They’re often seen as the big bad wolves. They’re illegal to keep as pets in most states, and those removed from such living conditions, according to a local wolf rescue group, are predictably sent to their untimely deaths. Then there are those wolves that end up on fur farms, whose sole purpose is to die for their pelts.
Wolves, like so many kids who lash out due to abuse, neglect or abandonment, are often misunderstood, said Teo Alfero, CEO and founder of the Acton-based Wolf Connection, a nonprofit wolf rescue and human empowerment center. That’s because, he added, wolves, too, have had similar experiences with abuse, neglect and abandonment.
In “Remaking Wolf Connection,” a new documentary in two parts, filmmakers share how Alfero’s Wolf Connection is saving wolves’ lives, and saving kids, too.
“Wolves are extremely generous,” Alfero told The Signal in a recent interview. “They’re very loving and accepting, very much like a dog, but even more — they’re wilder and more primal. So, the moment that kids feel part of the wolf pack, it’s a little bit like what happens to them when they become part of a gang. They become close-knit.”
On Saturday, which was International Wolf Day, the Ecoflix streaming platform premiered the first part of “Remaking Wolf Connection.” This initial installment of the film is available as part of a subscription to the not-for-profit Ecoflix service that gives 100% of its membership fees to ongoing wildlife and conservation efforts.
Zoe Sobol, a spokeswoman for Ecoflix, said the film is called “Remaking Wolf Connection” because it covers the current expansion — the remaking, if you will — of the educational sanctuary and wilderness retreat, but it’s ultimately about the good the organization does for animals and kids alike, and the need to grow awareness and expand the work being done at Wolf Connection.
“It’s telling the story of Wolf Connection,” Sobol told The Signal, “and how important these canines — these wolves — are to the rehabilitation and the support of young people who need support in a variety of different ways, and how, actually, these canines are a really good way of working with young people to get them to engage in a way that they might not have done before.”
Wolf Connection is the creation of Alfero, who was born and raised in Argentina and is the product of parents and grandparents involved in education and legislation supporting youth development there. Alfero said he moved to California in 1999 and eventually worked with various organizations as an “interventionist for families,” teaching anti-bullying and also working as a foster care advocate, among other work he did to support teens and young adults.
Of course, Alfero has always loved animals, he added, and he rescued his first wolf in 2006. In 2010, according to his website, he started Wolf Connection as a means to provide a sanctuary for the wolves that he and his group rescues, and to help at-risk youth by way of animal/nature experience workshops and retreats that build self-esteem and encourage personal growth and spiritual awareness.

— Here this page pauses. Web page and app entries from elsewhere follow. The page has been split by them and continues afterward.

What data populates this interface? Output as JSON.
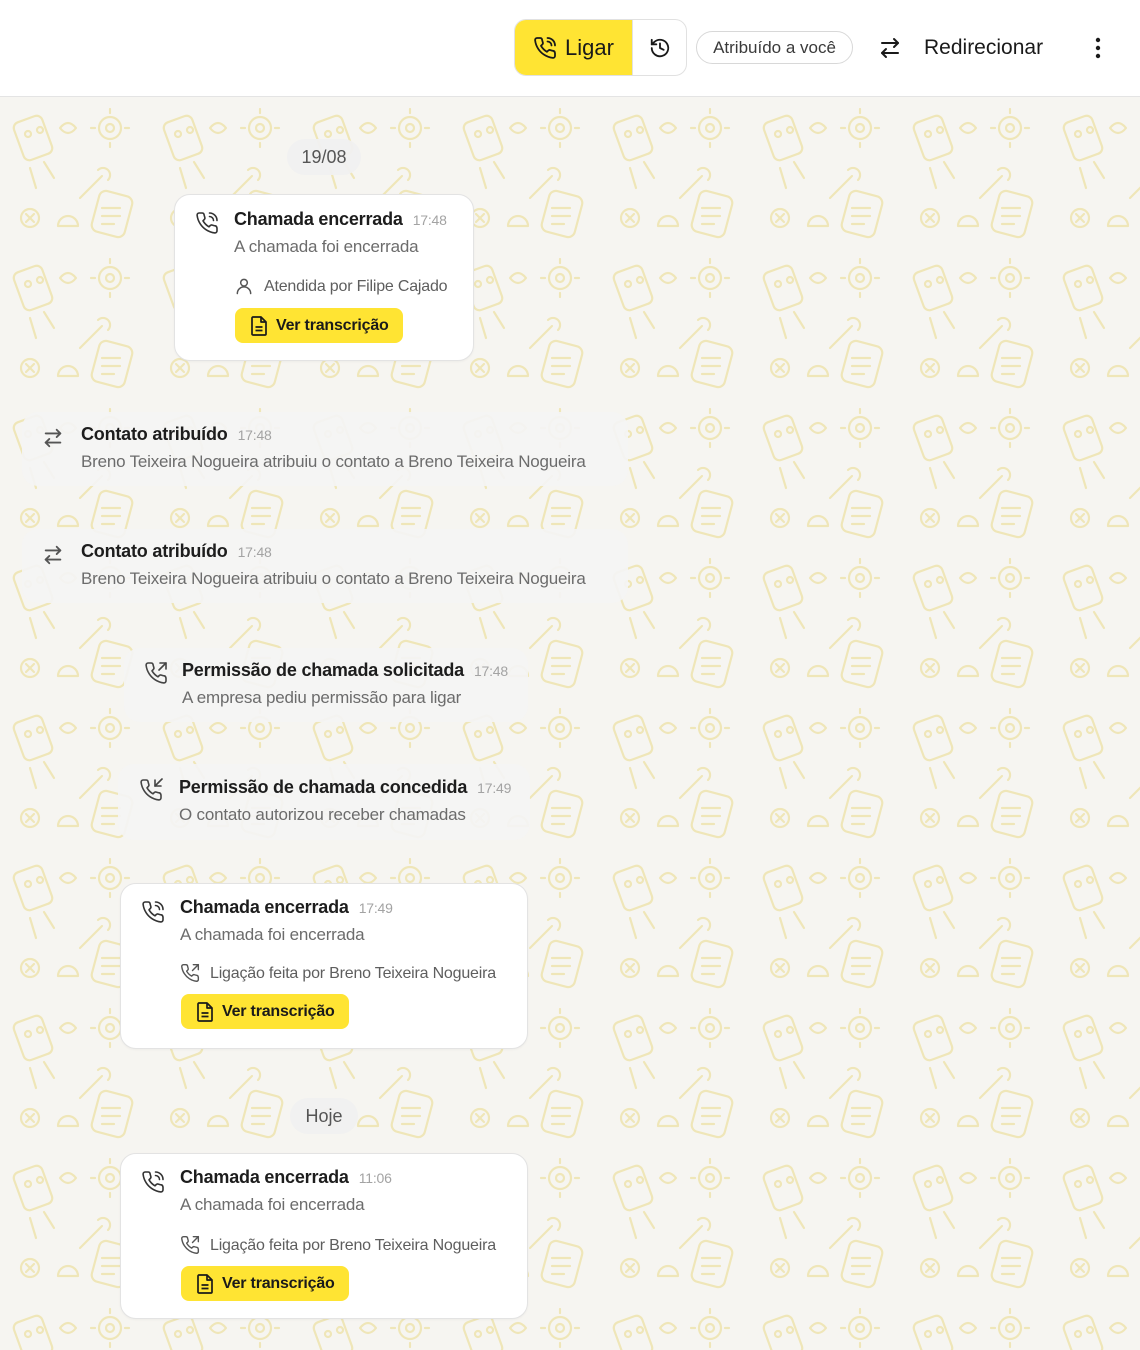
{
  "header": {
    "call_label": "Ligar",
    "assigned_label": "Atribuído a você",
    "redirect_label": "Redirecionar"
  },
  "dates": {
    "first": "19/08",
    "today": "Hoje"
  },
  "events": [
    {
      "title": "Chamada encerrada",
      "time": "17:48",
      "subtitle": "A chamada foi encerrada",
      "meta": "Atendida por Filipe Cajado",
      "button": "Ver transcrição"
    },
    {
      "title": "Contato atribuído",
      "time": "17:48",
      "subtitle": "Breno Teixeira Nogueira atribuiu o contato a Breno Teixeira Nogueira"
    },
    {
      "title": "Contato atribuído",
      "time": "17:48",
      "subtitle": "Breno Teixeira Nogueira atribuiu o contato a Breno Teixeira Nogueira"
    },
    {
      "title": "Permissão de chamada solicitada",
      "time": "17:48",
      "subtitle": "A empresa pediu permissão para ligar"
    },
    {
      "title": "Permissão de chamada concedida",
      "time": "17:49",
      "subtitle": "O contato autorizou receber chamadas"
    },
    {
      "title": "Chamada encerrada",
      "time": "17:49",
      "subtitle": "A chamada foi encerrada",
      "meta": "Ligação feita por Breno Teixeira Nogueira",
      "button": "Ver transcrição"
    },
    {
      "title": "Chamada encerrada",
      "time": "11:06",
      "subtitle": "A chamada foi encerrada",
      "meta": "Ligação feita por Breno Teixeira Nogueira",
      "button": "Ver transcrição"
    }
  ],
  "colors": {
    "accent": "#ffe433",
    "pattern": "#efe6b8"
  }
}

In 2015, thanks to an angel supporter and other donors, Alfero’s team purchased 165 acres in the mountains of the Angeles National Forest near Acton. Then, in fall 2021, Wolf Connection received support from David Casselman, a philanthropist and the CEO and founder of Ecoflix, to expand upon the facility, offering more free roaming for the wolves, bunk houses for summer and weekend camps, a mess hall, viewing areas for the public and more.
“Remaking Wolf Connection” somewhat chronicles this expansion. The second part of the film is still in the works and should capture the completion of the project, which Alfero expects by the end of the year, though that depends on any further delays caused by rising costs for materials, he said. Still, Alfero and Wolf Connection continue their work at hand.
According to Peter von Puttkamer, the film’s director, Wolf Connection has saved more than 80 wolves.
“These are animals that come from fur farms, where they were going to be killed for their fur, and animals from the wild that shouldn’t have been pets, basically given to someone, or animals that have been tied to a stake outside a coffee shop in Alaska and people would throw rocks at them. You know, that kind of thing.”
Puttkamer, like Alfero, also has experience with helping today’s young people. He said that’s one of the reasons he wanted to be a part of “Remaking Wolf Connection.”
“In addition to my wildlife work,” he said, “I produced films with and for Native American communities for a long time in Canada and in the States. And so, I did a lot of films on youth empowerment. Sometimes it was rediscovering their culture, connecting to medicine people and finding out about parts of their culture they hadn’t seen. So, to me, this was kind of a natural move in that direction.”
Puttkamer said he admires the work Wolf Connection is doing for wolves and young people alike, and he hopes “Remaking Wolf Connection” will create more awareness and inspire more growth for Wolf Connection.
“I really wanted to convey the fact that Wolf Connection is really doing some good work,” he said. “I mean, the people in charge can see the improvements in the kids, they can see the benefit of it. So, you have a heavy investment on the part of the educational system in California.”
Alfero said that Wolf Connection works mostly with school districts and community-based programs in the Antelope Valley, offering eight-week programs for at-risk youth. But his facility welcomes other communities and individuals in the area, including those in the Santa Clarita Valley, who are interested in taking part in his program.